Meanwhile, for republican John McCain, the only remaining question seems to be who he will choose as a running mate .
These questions and more came up on the Sunday morning talk shows.
While Senators Hillary Clinton and Barack Obama are focusing on Tuesday's primary in Mississippi, Democratic Party officials are trying to defuse the political charged issue of the disenfranchised Florida and Michigan convention delegates.
They are not allowed to vote at the convention because their states held early primaries in violation of Democratic Party rules.
Gov. Charlie Crist, (R) Florida, says "The right thing to do is to seat the delegates, honor that vote."
Not so fast, say Democratic National Committee Chairman Howard Dean. How about a re-vote? "This is very important to let the voters vote," says Dean. But how?
Sen. Carl Levin, (D) Michigan, says "It would be very difficult to have caucuses. There's 500 sites that have to be manned. The one possibility would be some kind of mail-in caucus."
Meanwhile, the republicans are already focusing on the search for a presidential running mate.

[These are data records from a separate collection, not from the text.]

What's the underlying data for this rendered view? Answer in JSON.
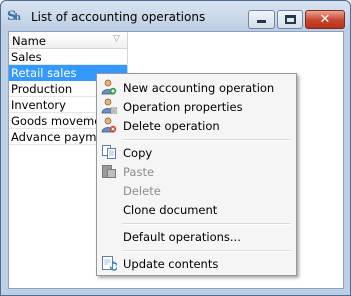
{
  "window": {
    "title": "List of accounting operations",
    "app_icon_text": "S",
    "app_icon_sub": "h",
    "close_glyph": "✕"
  },
  "grid": {
    "header": "Name",
    "filter_glyph": "▽",
    "rows": [
      "Sales",
      "Retail sales",
      "Production",
      "Inventory",
      "Goods movement",
      "Advance payment"
    ],
    "selected_row": "Retail sales"
  },
  "context_menu": {
    "items": [
      {
        "label": "New accounting operation",
        "icon": "user-add-icon",
        "enabled": true
      },
      {
        "label": "Operation properties",
        "icon": "user-properties-icon",
        "enabled": true
      },
      {
        "label": "Delete operation",
        "icon": "user-delete-icon",
        "enabled": true
      },
      {
        "label": "Copy",
        "icon": "copy-icon",
        "enabled": true
      },
      {
        "label": "Paste",
        "icon": "paste-icon",
        "enabled": false
      },
      {
        "label": "Delete",
        "icon": "",
        "enabled": false
      },
      {
        "label": "Clone document",
        "icon": "",
        "enabled": true
      },
      {
        "label": "Default operations...",
        "icon": "",
        "enabled": true
      },
      {
        "label": "Update contents",
        "icon": "refresh-icon",
        "enabled": true
      }
    ]
  },
  "colors": {
    "selection": "#3399ff",
    "close_button": "#c7442a",
    "frame": "#bfcfe3"
  }
}
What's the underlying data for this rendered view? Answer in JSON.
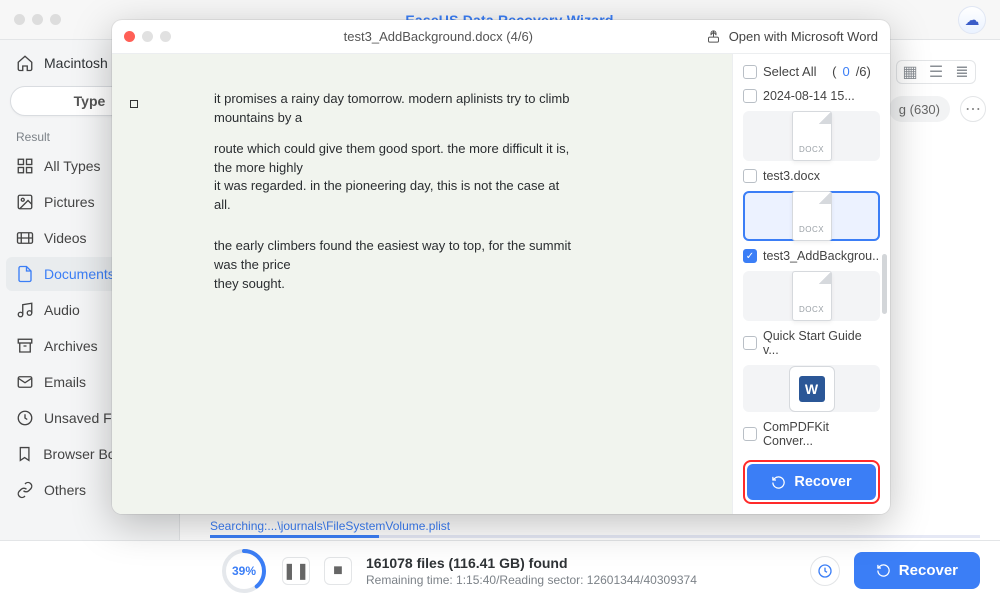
{
  "app_title": "EaseUS Data Recovery Wizard",
  "breadcrumb": "Macintosh",
  "type_label": "Type",
  "result_label": "Result",
  "sidebar": {
    "items": [
      {
        "label": "All Types"
      },
      {
        "label": "Pictures"
      },
      {
        "label": "Videos"
      },
      {
        "label": "Documents",
        "active": true
      },
      {
        "label": "Audio"
      },
      {
        "label": "Archives"
      },
      {
        "label": "Emails"
      },
      {
        "label": "Unsaved Files"
      },
      {
        "label": "Browser Bookmarks"
      },
      {
        "label": "Others"
      }
    ]
  },
  "filter_chip": "g (630)",
  "status": {
    "searching": "Searching:...\\journals\\FileSystemVolume.plist",
    "progress_pct": "39%",
    "found_line": "161078 files (116.41 GB) found",
    "remaining": "Remaining time: 1:15:40/Reading sector: 12601344/40309374",
    "recover_label": "Recover"
  },
  "modal": {
    "title": "test3_AddBackground.docx (4/6)",
    "open_with": "Open with Microsoft Word",
    "select_all_label": "Select All",
    "select_all_count_sel": "0",
    "select_all_count_total": "/6)",
    "select_all_paren_open": "(",
    "recover_label": "Recover",
    "preview": {
      "p1": "it promises a rainy day tomorrow. modern aplinists try to climb mountains by a",
      "p2": "route which could give them good sport. the more difficult it is, the more highly",
      "p3": "it was regarded. in the pioneering day, this is not the case at all.",
      "p4": "the early climbers found the easiest way to top, for the summit was the price",
      "p5": "they sought."
    },
    "files": [
      {
        "name": "2024-08-14 15...",
        "thumb": "none"
      },
      {
        "name": "test3.docx",
        "thumb": "docx"
      },
      {
        "name": "test3_AddBackgrou...",
        "thumb": "docx",
        "selected": true,
        "checked": true
      },
      {
        "name": "Quick Start Guide v...",
        "thumb": "docx"
      },
      {
        "name": "ComPDFKit Conver...",
        "thumb": "word"
      }
    ]
  }
}
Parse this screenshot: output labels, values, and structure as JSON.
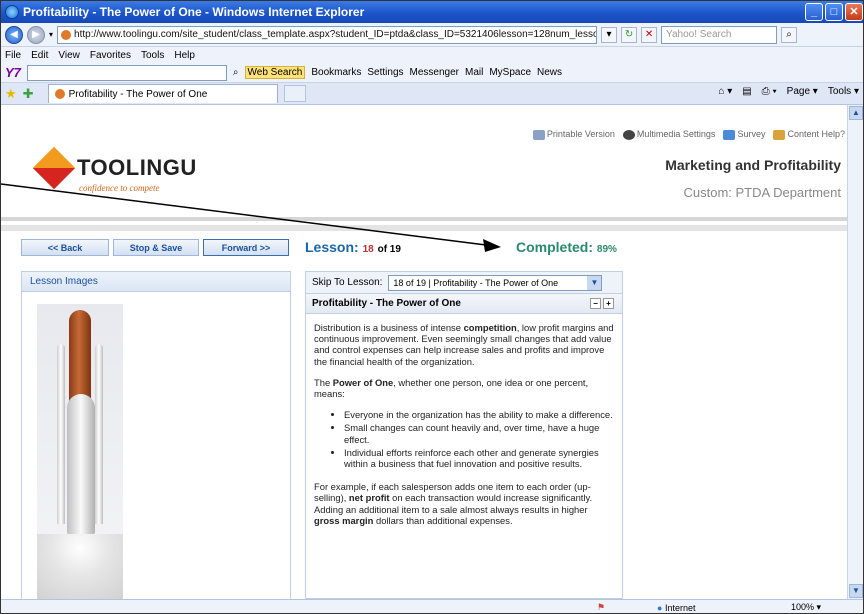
{
  "window": {
    "title": "Profitability - The Power of One - Windows Internet Explorer"
  },
  "address": {
    "url": "http://www.toolingu.com/site_student/class_template.aspx?student_ID=ptda&class_ID=5321406lesson=128num_lessons=",
    "search_placeholder": "Yahoo! Search"
  },
  "menu": [
    "File",
    "Edit",
    "View",
    "Favorites",
    "Tools",
    "Help"
  ],
  "yahoo_toolbar": {
    "logo": "Y7",
    "web_search": "Web Search",
    "items": [
      "Bookmarks",
      "Settings",
      "Messenger",
      "Mail",
      "MySpace",
      "News"
    ]
  },
  "tab": {
    "title": "Profitability - The Power of One"
  },
  "tab_tools": [
    "Page",
    "Tools"
  ],
  "utility": [
    "Printable Version",
    "Multimedia Settings",
    "Survey",
    "Content Help?"
  ],
  "brand": {
    "name": "TOOLINGU",
    "tagline": "confidence to compete"
  },
  "course": {
    "title": "Marketing and Profitability",
    "subtitle": "Custom: PTDA Department"
  },
  "nav_buttons": {
    "back": "<< Back",
    "stop": "Stop & Save",
    "forward": "Forward >>"
  },
  "lesson": {
    "label": "Lesson:",
    "current": "18",
    "of_text": "of 19"
  },
  "completed": {
    "label": "Completed:",
    "value": "89%"
  },
  "images_panel": {
    "title": "Lesson Images"
  },
  "skip": {
    "label": "Skip To Lesson:",
    "selected": "18 of 19 | Profitability - The Power of One"
  },
  "topic": {
    "title": "Profitability - The Power of One"
  },
  "content": {
    "p1_a": "Distribution is a business of intense ",
    "p1_b": "competition",
    "p1_c": ", low profit margins and continuous improvement. Even seemingly small changes that add value and control expenses can help increase sales and profits and improve the financial health of the organization.",
    "p2_a": "The ",
    "p2_b": "Power of One",
    "p2_c": ", whether one person, one idea or one percent, means:",
    "bullets": [
      "Everyone in the organization has the ability to make a difference.",
      "Small changes can count heavily and, over time, have a huge effect.",
      "Individual efforts reinforce each other and generate synergies within a business that fuel innovation and positive results."
    ],
    "p3_a": "For example, if each salesperson adds one item to each order (up-selling), ",
    "p3_b": "net profit",
    "p3_c": " on each transaction would increase significantly. Adding an additional item to a sale almost always results in higher ",
    "p3_d": "gross margin",
    "p3_e": " dollars than additional expenses."
  },
  "status": {
    "zone": "Internet",
    "zoom": "100%"
  }
}
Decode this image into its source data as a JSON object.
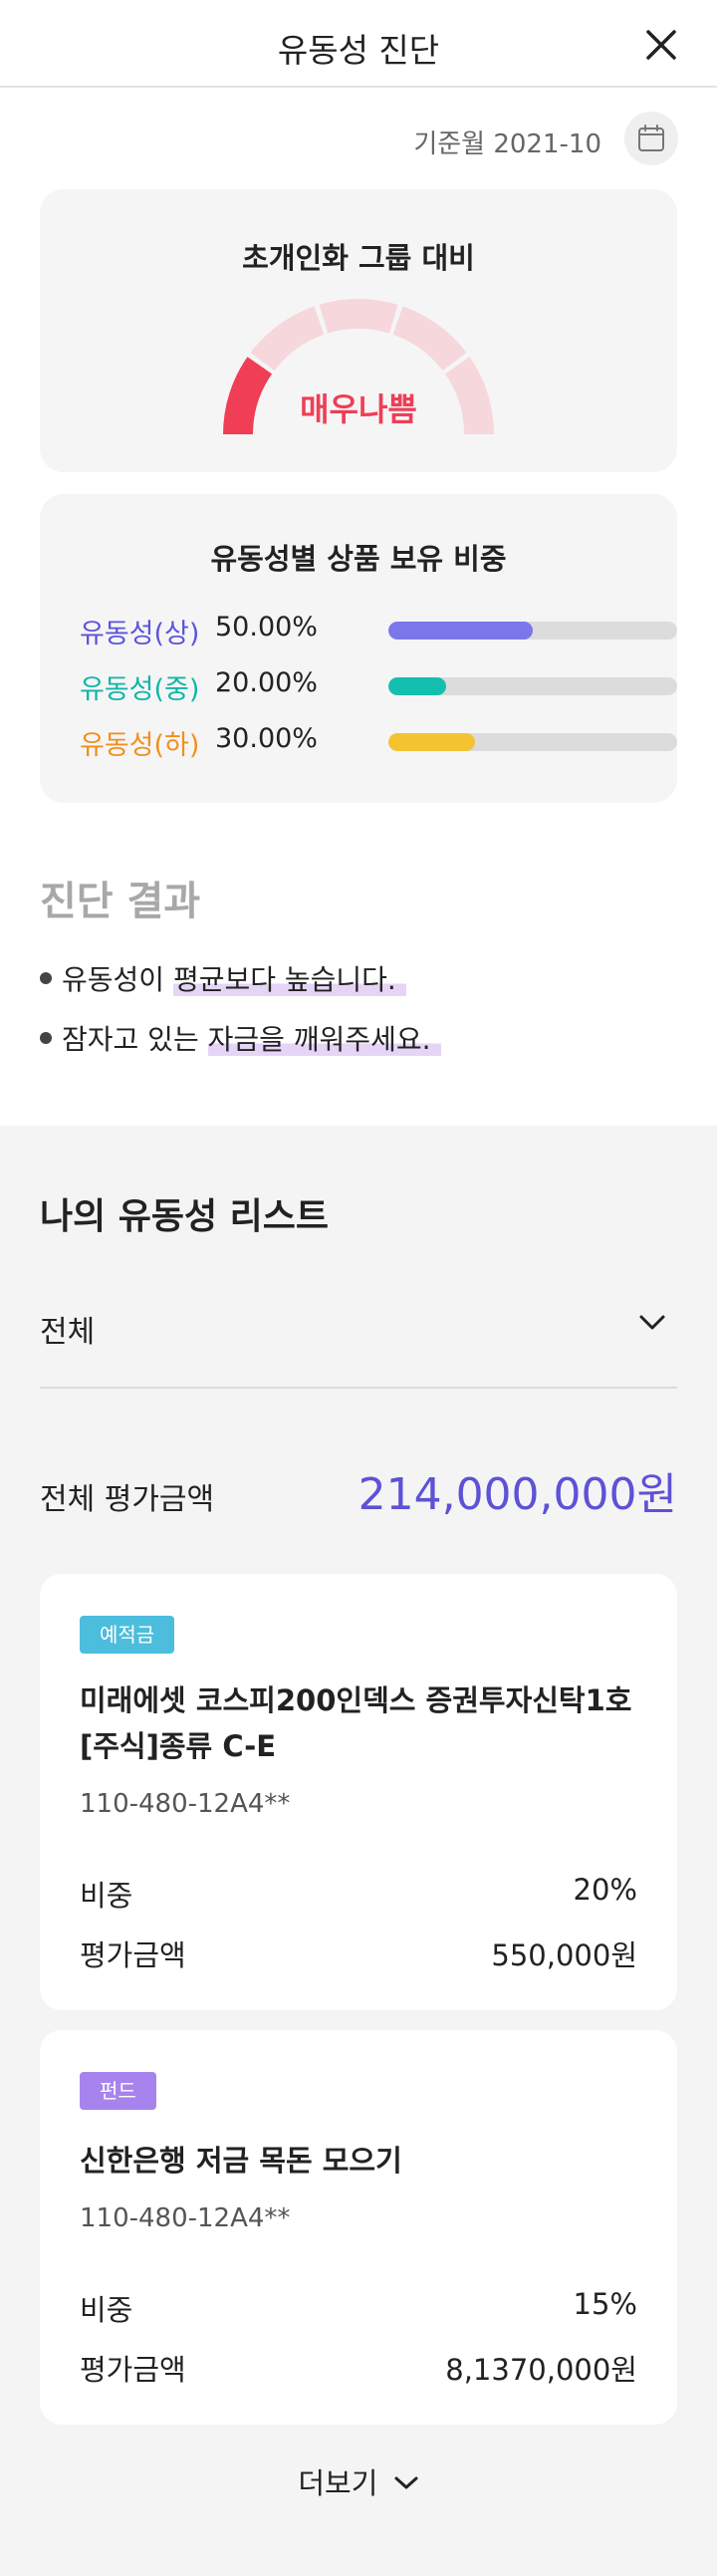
{
  "header": {
    "title": "유동성 진단",
    "close_icon": "close-icon"
  },
  "base_month": {
    "label": "기준월 2021-10",
    "icon": "calendar-icon"
  },
  "gauge": {
    "title": "초개인화 그룹 대비",
    "status": "매우나쁨",
    "level": 1,
    "levels": 5,
    "active_color": "#ef3e55",
    "inactive_color": "#f6d7dc"
  },
  "ratio": {
    "title": "유동성별 상품 보유 비중",
    "rows": [
      {
        "name": "유동성(상)",
        "pct": "50.00%",
        "value": 0.5,
        "color": "#7b76ea"
      },
      {
        "name": "유동성(중)",
        "pct": "20.00%",
        "value": 0.2,
        "color": "#15bfb0"
      },
      {
        "name": "유동성(하)",
        "pct": "30.00%",
        "value": 0.3,
        "color": "#f4c332"
      }
    ],
    "name_colors": [
      "#5b54d9",
      "#0fb6a6",
      "#f0901c"
    ]
  },
  "diagnosis": {
    "title": "진단 결과",
    "items": [
      {
        "plain": "유동성이 ",
        "highlight": "평균보다 높습니다."
      },
      {
        "plain": "잠자고 있는 ",
        "highlight": "자금을 깨워주세요."
      }
    ]
  },
  "list": {
    "title": "나의 유동성 리스트",
    "filter_value": "전체",
    "total_label": "전체 평가금액",
    "total_amount": "214,000,000원",
    "items": [
      {
        "badge": "예적금",
        "badge_color": "#4cbddd",
        "name_line1": "미래에셋 코스피200인덱스 증권투자신탁1호",
        "name_line2": "[주식]종류 C-E",
        "account": "110-480-12A4**",
        "weight_label": "비중",
        "weight_value": "20%",
        "amount_label": "평가금액",
        "amount_value": "550,000원"
      },
      {
        "badge": "펀드",
        "badge_color": "#a784ed",
        "name_line1": "신한은행 저금 목돈 모으기",
        "name_line2": "",
        "account": "110-480-12A4**",
        "weight_label": "비중",
        "weight_value": "15%",
        "amount_label": "평가금액",
        "amount_value": "8,1370,000원"
      }
    ],
    "more_label": "더보기"
  }
}
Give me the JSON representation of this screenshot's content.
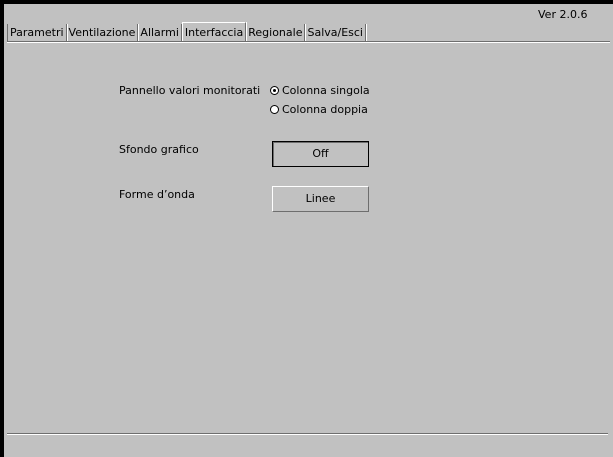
{
  "header": {
    "version": "Ver 2.0.6"
  },
  "tabs": [
    {
      "label": "Parametri",
      "active": false
    },
    {
      "label": "Ventilazione",
      "active": false
    },
    {
      "label": "Allarmi",
      "active": false
    },
    {
      "label": "Interfaccia",
      "active": true
    },
    {
      "label": "Regionale",
      "active": false
    },
    {
      "label": "Salva/Esci",
      "active": false
    }
  ],
  "settings": {
    "monitor_panel": {
      "label": "Pannello valori monitorati",
      "options": [
        {
          "label": "Colonna singola",
          "selected": true
        },
        {
          "label": "Colonna doppia",
          "selected": false
        }
      ]
    },
    "graph_background": {
      "label": "Sfondo grafico",
      "value": "Off"
    },
    "waveforms": {
      "label": "Forme d’onda",
      "value": "Linee"
    }
  }
}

Florida's Governor Sunday denied any ambitions for the job. "What I'm considering is being the best Governor I can for the people of Florida," Crist says.
But overshadowing all the rough and tumble of election politics is an ad that says: "It's 3 am and your children are safe and asleep, but there's a phone ringing at the white house…"
While the Clinton campaign ad may have scared some voters, it also accidentally raised the profile of the ad's young star. Her image was lifted from another ad filmed several years ago. Now she is an adult.
Casey Knowles, Obama supporter, says "I love the irony because I am an Obama supporter."